> **Source records**:
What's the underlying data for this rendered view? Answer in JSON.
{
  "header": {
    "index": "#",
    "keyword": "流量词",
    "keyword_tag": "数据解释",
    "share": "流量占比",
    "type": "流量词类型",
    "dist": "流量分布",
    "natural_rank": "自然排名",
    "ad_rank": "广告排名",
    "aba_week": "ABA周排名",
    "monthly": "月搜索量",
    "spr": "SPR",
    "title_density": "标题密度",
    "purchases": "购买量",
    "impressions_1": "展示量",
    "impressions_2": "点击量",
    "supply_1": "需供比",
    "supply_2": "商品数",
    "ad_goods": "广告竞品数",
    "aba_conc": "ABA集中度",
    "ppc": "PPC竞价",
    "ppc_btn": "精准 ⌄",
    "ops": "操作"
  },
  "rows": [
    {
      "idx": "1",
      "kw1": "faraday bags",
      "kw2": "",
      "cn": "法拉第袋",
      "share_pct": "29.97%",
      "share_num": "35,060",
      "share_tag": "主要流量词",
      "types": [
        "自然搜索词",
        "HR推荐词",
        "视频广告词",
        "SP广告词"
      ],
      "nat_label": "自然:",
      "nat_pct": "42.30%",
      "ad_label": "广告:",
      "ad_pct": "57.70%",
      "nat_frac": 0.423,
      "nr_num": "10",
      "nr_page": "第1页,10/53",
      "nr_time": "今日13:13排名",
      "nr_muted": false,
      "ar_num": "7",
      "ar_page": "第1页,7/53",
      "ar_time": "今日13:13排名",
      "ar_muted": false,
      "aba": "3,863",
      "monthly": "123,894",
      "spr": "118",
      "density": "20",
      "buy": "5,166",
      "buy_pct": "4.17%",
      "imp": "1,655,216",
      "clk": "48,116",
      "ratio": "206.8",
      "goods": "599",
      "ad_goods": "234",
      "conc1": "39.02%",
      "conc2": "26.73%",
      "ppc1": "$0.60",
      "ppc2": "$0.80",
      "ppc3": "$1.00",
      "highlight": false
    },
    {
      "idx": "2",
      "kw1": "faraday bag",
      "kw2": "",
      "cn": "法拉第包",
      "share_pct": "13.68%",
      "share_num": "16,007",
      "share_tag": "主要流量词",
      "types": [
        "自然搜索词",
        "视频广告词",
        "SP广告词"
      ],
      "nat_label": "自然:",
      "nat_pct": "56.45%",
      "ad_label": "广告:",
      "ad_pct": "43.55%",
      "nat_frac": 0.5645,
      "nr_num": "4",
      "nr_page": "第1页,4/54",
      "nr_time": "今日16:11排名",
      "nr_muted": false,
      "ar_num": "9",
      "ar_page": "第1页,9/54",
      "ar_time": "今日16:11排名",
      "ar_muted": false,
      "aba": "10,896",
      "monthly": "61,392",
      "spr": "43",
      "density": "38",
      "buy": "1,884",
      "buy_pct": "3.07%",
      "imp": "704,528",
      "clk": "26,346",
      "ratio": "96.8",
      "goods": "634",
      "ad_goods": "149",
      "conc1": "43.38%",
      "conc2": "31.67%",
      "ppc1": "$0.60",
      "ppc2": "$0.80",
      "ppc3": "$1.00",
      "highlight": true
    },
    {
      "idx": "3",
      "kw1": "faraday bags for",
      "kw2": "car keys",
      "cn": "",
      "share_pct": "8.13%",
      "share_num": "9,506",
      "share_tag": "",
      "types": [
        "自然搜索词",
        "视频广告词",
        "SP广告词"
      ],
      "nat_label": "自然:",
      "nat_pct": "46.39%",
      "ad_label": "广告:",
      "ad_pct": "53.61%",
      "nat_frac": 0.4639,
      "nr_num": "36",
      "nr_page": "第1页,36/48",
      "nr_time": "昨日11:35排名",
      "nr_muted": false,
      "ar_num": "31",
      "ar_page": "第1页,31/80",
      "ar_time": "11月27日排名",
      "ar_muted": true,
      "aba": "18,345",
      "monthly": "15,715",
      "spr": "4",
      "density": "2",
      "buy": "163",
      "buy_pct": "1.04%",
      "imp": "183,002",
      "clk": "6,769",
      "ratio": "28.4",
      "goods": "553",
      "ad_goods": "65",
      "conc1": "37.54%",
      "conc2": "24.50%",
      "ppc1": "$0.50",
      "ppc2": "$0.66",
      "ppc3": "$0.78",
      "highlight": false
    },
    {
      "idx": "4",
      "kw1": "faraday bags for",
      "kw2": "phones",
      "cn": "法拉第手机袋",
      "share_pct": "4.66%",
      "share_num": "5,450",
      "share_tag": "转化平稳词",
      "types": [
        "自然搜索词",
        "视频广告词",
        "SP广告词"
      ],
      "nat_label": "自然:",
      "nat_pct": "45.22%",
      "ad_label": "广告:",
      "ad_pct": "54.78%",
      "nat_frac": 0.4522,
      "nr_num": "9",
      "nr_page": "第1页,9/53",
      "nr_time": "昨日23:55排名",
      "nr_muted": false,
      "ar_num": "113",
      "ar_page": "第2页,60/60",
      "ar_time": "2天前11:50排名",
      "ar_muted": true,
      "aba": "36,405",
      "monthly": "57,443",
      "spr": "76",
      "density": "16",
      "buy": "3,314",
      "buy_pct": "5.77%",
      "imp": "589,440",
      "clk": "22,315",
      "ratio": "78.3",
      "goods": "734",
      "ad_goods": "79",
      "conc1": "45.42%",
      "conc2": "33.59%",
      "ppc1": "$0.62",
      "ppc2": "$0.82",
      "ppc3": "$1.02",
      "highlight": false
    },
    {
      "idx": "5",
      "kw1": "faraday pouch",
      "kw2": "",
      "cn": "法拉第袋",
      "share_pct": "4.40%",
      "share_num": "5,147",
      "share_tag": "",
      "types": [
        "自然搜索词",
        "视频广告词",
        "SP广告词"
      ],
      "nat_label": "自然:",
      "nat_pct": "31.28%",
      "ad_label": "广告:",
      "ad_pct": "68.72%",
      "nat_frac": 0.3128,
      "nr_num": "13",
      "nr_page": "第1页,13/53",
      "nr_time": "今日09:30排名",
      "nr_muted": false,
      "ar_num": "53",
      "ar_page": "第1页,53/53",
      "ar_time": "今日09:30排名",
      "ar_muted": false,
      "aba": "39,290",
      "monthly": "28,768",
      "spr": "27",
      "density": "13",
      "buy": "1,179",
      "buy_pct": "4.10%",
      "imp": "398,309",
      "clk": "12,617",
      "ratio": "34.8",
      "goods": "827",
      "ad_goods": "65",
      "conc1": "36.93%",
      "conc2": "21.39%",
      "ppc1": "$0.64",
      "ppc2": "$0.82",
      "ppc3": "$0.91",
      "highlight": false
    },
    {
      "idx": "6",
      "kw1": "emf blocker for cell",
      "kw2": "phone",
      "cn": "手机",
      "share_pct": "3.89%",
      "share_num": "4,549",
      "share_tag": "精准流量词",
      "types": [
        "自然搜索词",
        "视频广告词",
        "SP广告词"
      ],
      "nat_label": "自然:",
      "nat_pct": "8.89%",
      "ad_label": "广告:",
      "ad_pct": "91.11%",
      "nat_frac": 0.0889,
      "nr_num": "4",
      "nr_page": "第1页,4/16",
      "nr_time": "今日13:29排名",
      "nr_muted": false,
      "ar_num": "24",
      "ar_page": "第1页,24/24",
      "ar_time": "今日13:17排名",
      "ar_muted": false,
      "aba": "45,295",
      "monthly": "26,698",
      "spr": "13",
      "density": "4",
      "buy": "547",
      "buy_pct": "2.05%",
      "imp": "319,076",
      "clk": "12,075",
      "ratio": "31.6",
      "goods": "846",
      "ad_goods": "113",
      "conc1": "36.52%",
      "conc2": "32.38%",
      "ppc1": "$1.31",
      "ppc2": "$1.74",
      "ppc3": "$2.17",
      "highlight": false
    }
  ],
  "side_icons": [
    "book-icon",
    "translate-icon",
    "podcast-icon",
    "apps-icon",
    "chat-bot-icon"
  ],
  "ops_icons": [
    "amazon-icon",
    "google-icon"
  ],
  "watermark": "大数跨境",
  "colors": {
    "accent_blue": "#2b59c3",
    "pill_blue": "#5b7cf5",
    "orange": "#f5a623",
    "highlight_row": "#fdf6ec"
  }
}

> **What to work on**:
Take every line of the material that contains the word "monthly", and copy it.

> **Exercise output**:
    "monthly": "月搜索量",
      "monthly": "123,894",
      "monthly": "61,392",
      "monthly": "15,715",
      "monthly": "57,443",
      "monthly": "28,768",
      "monthly": "26,698",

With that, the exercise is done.